Technological applications have both positive and negative sides, and the two are not always easy to differentiate. When we think about nuclear applications, we often immediately think of conflict situations. Nuclear weapons were the fear of the 20th century. They killed 250,000 people in Hiroshima and Nagasaki in 1945. After that, a lot more people died of the effects of radiation and the survivors had to deal with unimaginable consequences.

In the Cold War, nuclear weapons were used strategically as a method of prevention. At the same time, there is one positive side to nuclear and that is that it can be used to produce climate neutral nuclear energy. Though this too has negative aspects: we have not yet found sustainable solutions for the nuclear waste that is generated, and the production process entails risks.

‘TU Delft students should take courses on philosophy, economics and policy’

An often-heard quote is ‘Guns don’t kill people, people kill people’. This implies that technology is neutral, merely a tool that people use and not the other way round. That it is only the way in which people use technology that makes it good or bad. And that the engineer of a design thus bears no responsibility. But is this really the case? Technology is made for people by people. Their values determine what gets produced and the appearance of a design. Of course designs can also be used in different ways than originally conceived, but the options to do so are limited. This puts a great responsibility on the engineers and of course on the users and regulators.

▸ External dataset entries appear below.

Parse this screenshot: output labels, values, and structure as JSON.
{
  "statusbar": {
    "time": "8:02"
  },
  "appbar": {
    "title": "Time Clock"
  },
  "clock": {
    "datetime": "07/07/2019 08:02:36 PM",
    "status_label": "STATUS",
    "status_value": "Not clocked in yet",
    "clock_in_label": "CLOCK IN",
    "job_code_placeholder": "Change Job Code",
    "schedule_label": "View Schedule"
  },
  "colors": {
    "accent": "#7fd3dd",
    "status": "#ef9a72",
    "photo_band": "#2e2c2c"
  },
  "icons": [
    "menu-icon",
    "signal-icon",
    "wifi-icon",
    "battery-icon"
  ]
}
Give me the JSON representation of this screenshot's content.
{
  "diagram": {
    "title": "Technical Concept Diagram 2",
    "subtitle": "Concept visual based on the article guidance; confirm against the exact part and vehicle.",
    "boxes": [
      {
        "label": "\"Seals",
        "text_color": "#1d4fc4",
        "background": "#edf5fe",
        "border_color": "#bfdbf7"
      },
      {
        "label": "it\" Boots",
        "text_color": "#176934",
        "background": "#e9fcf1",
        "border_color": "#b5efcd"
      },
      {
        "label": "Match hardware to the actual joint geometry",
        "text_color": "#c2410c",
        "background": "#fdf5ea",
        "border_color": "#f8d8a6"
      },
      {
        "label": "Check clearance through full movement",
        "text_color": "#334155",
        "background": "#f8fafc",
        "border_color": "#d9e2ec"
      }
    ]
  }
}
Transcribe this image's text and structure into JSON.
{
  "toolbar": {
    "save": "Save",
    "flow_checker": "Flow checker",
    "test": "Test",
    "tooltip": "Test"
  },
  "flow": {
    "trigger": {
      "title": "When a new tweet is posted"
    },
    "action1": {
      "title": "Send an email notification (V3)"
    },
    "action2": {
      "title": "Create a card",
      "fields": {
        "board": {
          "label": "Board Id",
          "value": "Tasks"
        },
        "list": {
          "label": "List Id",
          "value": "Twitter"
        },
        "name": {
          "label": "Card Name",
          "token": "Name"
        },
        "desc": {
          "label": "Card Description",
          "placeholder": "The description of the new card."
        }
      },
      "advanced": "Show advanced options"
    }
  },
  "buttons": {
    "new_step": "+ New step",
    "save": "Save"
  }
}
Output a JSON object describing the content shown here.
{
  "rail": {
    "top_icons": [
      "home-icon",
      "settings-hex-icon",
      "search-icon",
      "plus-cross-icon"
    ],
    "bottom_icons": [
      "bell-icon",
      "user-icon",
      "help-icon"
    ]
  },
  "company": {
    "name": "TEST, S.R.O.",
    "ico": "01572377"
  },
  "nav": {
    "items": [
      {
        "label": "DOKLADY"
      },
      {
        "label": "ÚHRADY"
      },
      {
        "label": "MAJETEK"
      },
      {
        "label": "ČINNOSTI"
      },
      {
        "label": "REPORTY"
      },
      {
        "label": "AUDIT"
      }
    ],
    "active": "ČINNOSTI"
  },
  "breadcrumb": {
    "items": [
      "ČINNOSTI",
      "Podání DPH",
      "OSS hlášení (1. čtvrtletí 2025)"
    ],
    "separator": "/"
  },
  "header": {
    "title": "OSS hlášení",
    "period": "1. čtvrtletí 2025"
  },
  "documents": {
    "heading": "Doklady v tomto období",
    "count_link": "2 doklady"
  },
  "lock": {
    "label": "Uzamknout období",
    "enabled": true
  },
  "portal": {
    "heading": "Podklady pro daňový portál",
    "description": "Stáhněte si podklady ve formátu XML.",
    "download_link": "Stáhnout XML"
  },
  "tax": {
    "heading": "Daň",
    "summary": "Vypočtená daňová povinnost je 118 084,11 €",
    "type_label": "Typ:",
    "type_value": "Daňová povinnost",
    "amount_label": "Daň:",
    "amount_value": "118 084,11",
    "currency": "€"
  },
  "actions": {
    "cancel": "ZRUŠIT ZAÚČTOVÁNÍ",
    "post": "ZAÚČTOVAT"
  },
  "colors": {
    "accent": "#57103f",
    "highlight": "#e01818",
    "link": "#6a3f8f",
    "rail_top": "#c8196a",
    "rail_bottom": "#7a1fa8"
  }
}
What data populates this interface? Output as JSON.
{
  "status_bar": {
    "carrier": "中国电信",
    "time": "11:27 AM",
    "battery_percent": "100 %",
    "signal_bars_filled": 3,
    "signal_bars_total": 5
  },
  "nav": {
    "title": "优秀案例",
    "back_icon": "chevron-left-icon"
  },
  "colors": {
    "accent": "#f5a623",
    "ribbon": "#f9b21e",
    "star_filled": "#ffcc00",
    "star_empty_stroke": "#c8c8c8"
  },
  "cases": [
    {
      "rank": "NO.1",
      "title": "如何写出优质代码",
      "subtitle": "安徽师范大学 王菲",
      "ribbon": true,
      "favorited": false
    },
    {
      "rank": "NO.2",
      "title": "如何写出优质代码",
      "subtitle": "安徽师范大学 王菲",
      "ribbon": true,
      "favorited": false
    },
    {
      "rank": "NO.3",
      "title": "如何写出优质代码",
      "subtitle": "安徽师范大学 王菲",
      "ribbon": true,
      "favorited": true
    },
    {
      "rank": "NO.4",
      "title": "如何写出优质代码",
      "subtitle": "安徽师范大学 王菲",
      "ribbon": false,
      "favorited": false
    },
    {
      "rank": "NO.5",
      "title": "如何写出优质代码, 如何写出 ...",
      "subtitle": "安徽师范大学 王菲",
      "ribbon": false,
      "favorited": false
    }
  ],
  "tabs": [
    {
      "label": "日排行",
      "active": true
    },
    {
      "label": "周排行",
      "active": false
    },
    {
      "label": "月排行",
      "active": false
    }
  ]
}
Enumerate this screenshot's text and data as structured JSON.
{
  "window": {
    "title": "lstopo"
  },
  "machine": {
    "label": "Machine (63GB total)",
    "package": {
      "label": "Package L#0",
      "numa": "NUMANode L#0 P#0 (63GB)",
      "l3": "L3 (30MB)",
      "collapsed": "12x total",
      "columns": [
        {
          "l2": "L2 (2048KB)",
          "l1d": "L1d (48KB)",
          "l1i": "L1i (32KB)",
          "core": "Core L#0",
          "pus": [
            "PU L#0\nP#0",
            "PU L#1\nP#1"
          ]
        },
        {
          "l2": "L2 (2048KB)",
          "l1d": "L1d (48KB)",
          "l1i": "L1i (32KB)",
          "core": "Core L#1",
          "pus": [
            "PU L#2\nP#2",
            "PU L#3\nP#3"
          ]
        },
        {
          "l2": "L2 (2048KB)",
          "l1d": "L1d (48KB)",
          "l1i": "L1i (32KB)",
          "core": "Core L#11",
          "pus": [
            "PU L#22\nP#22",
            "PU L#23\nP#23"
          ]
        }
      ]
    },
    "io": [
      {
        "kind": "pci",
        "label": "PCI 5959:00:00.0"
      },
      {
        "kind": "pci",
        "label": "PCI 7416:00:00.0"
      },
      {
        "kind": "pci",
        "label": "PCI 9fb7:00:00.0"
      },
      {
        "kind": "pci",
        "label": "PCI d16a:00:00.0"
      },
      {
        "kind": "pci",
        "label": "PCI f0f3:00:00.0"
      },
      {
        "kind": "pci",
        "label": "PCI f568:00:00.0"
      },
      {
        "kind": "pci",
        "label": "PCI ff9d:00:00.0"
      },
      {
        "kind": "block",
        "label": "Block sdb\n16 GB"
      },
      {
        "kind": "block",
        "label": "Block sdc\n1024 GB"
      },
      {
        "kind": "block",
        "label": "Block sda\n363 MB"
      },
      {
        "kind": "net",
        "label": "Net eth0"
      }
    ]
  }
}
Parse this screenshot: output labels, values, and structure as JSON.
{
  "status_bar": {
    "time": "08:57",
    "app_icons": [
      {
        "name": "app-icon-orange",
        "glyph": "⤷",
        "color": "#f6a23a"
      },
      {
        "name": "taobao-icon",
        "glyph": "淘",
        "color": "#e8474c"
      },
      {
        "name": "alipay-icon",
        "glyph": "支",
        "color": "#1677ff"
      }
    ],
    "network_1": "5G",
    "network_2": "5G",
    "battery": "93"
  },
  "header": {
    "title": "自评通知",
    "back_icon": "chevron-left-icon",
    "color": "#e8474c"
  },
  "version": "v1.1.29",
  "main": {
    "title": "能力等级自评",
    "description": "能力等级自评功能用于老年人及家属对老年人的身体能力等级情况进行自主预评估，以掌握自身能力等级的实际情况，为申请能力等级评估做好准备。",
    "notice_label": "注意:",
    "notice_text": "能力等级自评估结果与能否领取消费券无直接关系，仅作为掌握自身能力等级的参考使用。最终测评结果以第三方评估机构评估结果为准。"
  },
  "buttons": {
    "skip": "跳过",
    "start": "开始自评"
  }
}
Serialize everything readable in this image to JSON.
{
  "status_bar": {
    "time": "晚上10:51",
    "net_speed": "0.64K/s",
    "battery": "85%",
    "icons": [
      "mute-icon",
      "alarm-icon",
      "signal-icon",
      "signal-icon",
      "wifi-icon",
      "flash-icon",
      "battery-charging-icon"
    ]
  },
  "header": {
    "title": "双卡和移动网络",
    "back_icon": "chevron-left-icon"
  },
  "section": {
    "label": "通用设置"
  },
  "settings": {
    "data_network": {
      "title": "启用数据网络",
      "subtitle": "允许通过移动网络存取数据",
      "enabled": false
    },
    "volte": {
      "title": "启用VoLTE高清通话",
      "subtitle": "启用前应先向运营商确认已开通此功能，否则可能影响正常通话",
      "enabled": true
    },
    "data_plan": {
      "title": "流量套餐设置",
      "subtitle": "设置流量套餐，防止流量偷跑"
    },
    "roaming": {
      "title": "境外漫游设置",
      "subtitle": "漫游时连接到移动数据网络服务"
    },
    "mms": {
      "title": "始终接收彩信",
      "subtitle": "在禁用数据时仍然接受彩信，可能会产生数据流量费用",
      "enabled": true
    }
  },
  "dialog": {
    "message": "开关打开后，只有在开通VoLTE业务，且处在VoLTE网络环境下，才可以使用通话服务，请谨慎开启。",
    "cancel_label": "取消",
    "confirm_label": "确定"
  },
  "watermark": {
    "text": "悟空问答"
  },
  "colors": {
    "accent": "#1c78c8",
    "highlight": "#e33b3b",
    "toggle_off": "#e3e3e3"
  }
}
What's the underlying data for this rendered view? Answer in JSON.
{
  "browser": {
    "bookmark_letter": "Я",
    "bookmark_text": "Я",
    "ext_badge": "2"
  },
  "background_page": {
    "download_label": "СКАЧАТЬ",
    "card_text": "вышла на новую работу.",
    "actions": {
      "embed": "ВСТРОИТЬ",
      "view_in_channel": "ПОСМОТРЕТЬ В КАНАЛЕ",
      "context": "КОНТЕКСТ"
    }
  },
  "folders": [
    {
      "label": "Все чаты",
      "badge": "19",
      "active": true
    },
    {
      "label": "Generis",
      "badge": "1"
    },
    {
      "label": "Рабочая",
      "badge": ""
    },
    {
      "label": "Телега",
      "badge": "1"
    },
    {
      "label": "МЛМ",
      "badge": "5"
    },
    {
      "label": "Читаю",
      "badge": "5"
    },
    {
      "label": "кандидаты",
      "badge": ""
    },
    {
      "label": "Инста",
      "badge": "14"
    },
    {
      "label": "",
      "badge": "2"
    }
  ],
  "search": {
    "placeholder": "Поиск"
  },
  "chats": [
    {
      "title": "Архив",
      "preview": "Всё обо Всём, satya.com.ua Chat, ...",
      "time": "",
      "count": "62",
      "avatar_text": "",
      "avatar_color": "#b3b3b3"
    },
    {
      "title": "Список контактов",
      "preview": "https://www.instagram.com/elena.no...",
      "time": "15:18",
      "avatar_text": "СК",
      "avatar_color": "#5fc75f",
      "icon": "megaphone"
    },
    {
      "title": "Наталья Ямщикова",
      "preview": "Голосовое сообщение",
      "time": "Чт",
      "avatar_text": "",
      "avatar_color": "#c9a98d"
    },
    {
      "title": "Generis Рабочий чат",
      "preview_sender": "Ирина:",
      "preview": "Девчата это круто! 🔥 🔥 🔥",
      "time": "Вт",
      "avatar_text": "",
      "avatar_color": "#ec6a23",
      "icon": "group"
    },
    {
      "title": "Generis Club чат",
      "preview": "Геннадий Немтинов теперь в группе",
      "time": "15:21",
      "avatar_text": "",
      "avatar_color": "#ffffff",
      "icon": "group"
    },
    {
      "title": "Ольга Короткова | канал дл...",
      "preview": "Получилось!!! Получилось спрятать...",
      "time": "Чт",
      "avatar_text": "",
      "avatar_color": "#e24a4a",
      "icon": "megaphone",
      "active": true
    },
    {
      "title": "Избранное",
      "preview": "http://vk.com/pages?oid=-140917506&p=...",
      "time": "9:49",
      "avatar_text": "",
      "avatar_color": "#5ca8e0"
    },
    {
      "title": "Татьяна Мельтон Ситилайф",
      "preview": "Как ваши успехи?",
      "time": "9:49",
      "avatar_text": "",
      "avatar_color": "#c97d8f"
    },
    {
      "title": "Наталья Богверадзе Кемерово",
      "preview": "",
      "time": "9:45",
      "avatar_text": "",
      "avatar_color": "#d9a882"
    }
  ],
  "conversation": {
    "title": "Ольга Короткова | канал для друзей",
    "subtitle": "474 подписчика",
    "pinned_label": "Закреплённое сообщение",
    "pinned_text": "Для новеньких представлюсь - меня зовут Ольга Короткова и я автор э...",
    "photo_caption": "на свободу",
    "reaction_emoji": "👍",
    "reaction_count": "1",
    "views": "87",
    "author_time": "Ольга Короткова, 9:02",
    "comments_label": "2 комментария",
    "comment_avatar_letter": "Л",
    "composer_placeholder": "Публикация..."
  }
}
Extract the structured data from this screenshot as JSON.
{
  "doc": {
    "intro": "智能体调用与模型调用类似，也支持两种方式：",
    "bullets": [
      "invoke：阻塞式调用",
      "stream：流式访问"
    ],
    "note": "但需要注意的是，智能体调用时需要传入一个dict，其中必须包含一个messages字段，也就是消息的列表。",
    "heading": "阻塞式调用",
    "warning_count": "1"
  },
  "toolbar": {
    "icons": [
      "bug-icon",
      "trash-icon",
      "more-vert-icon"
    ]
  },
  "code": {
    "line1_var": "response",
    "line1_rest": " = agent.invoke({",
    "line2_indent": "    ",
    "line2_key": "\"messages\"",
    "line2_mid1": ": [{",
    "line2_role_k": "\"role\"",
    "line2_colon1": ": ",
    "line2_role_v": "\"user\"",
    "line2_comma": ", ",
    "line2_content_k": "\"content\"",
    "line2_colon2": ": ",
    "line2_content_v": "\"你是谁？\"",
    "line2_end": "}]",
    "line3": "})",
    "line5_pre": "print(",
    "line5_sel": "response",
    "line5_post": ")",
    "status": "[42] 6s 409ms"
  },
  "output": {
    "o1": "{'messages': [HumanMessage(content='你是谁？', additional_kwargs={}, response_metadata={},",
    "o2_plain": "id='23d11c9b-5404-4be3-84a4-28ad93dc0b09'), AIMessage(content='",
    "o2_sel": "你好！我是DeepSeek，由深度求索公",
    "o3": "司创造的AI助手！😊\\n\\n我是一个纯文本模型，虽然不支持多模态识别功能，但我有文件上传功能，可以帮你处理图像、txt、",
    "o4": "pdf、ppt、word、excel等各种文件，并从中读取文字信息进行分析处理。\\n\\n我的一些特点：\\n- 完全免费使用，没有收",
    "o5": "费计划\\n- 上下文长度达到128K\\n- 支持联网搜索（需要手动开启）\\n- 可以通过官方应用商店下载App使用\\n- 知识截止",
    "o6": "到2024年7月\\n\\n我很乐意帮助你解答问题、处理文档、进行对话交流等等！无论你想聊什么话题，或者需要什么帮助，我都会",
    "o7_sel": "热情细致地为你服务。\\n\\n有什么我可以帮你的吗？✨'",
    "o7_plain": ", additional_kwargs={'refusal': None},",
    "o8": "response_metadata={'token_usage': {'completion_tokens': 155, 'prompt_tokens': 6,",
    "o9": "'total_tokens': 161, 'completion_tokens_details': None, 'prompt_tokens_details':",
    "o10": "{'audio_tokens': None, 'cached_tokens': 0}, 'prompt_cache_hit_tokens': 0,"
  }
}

If engineers accept responsibility for technological applications, they can also influence their usage and consequences. This is no easy task. Engineers would have to understand the potential values associated with their technology and design. The question is then which values are weightier, their own values, the values of a funder, or those of society? Are these values even known and if not, how engineers can find out what they are? And how do they translate those values into societally and economically relevant technological applications?

In short, engineers who use technology ethically should not limit themselves to mathematics, physics and applied engineering. They also need knowledge of philosophy, economics, law and policy. The war in Ukraine is making this abundantly clear. But apart from conflict situations, engineers need to be aware of the consequences and dangers of technological applications. After all, industrial production processes often have negative effects on the environment. It is therefore of utmost importance that all TU Delft students take courses on philosophy, economics and policy. Researchers should look beyond the confines of their technology itself and work with colleagues with social and philosophy backgrounds. If they do this, convergence will definitely benefit society. 

Claudia Werker is an Associate Professor Economics of Technology and Innovation at the Faculty of TPM. She has worked at TU Delft since 2007. She is also the Vice Chair of TU Delft’s Works Council.

Claudia Werker / Columnist

Writer Opinie

Do you have a question or comment about this article?


Comments are closed.